Provided records
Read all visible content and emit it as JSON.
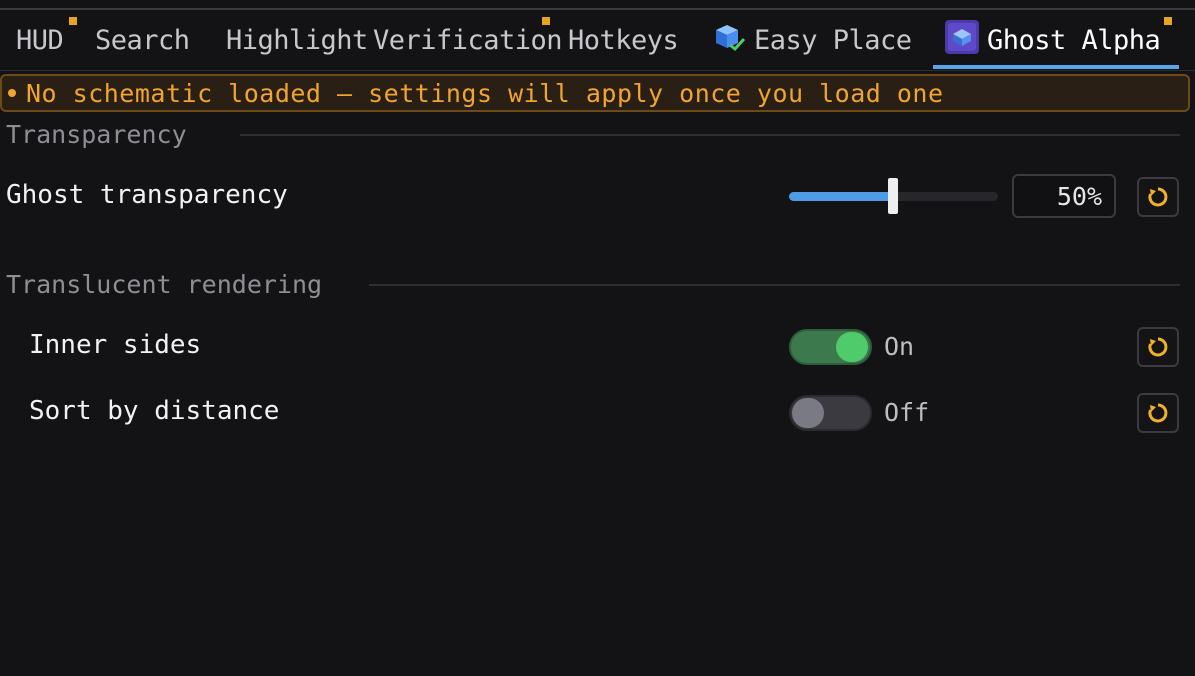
{
  "tabs": [
    {
      "label": "HUD",
      "modified": true
    },
    {
      "label": "Search",
      "modified": false
    },
    {
      "label": "Highlight",
      "modified": false
    },
    {
      "label": "Verification",
      "modified": true
    },
    {
      "label": "Hotkeys",
      "modified": false
    },
    {
      "label": "Easy Place",
      "icon": "blue-cube-check-icon",
      "modified": false
    },
    {
      "label": "Ghost Alpha",
      "icon": "ghost-block-icon",
      "modified": true,
      "active": true
    }
  ],
  "banner": {
    "text": "No schematic loaded — settings will apply once you load one"
  },
  "sections": {
    "transparency": {
      "title": "Transparency",
      "ghost_transparency": {
        "label": "Ghost transparency",
        "value": 50,
        "display": "50%"
      }
    },
    "translucent": {
      "title": "Translucent rendering",
      "inner_sides": {
        "label": "Inner sides",
        "on": true,
        "state_label": "On"
      },
      "sort_by_distance": {
        "label": "Sort by distance",
        "on": false,
        "state_label": "Off"
      }
    }
  },
  "colors": {
    "accent": "#5aa6ec",
    "modified_dot": "#e6a51e",
    "warning": "#f0a530",
    "toggle_on": "#4fcb6b"
  }
}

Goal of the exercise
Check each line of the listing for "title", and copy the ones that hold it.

Result of this exercise
      "title": "Transparency",
      "title": "Translucent rendering",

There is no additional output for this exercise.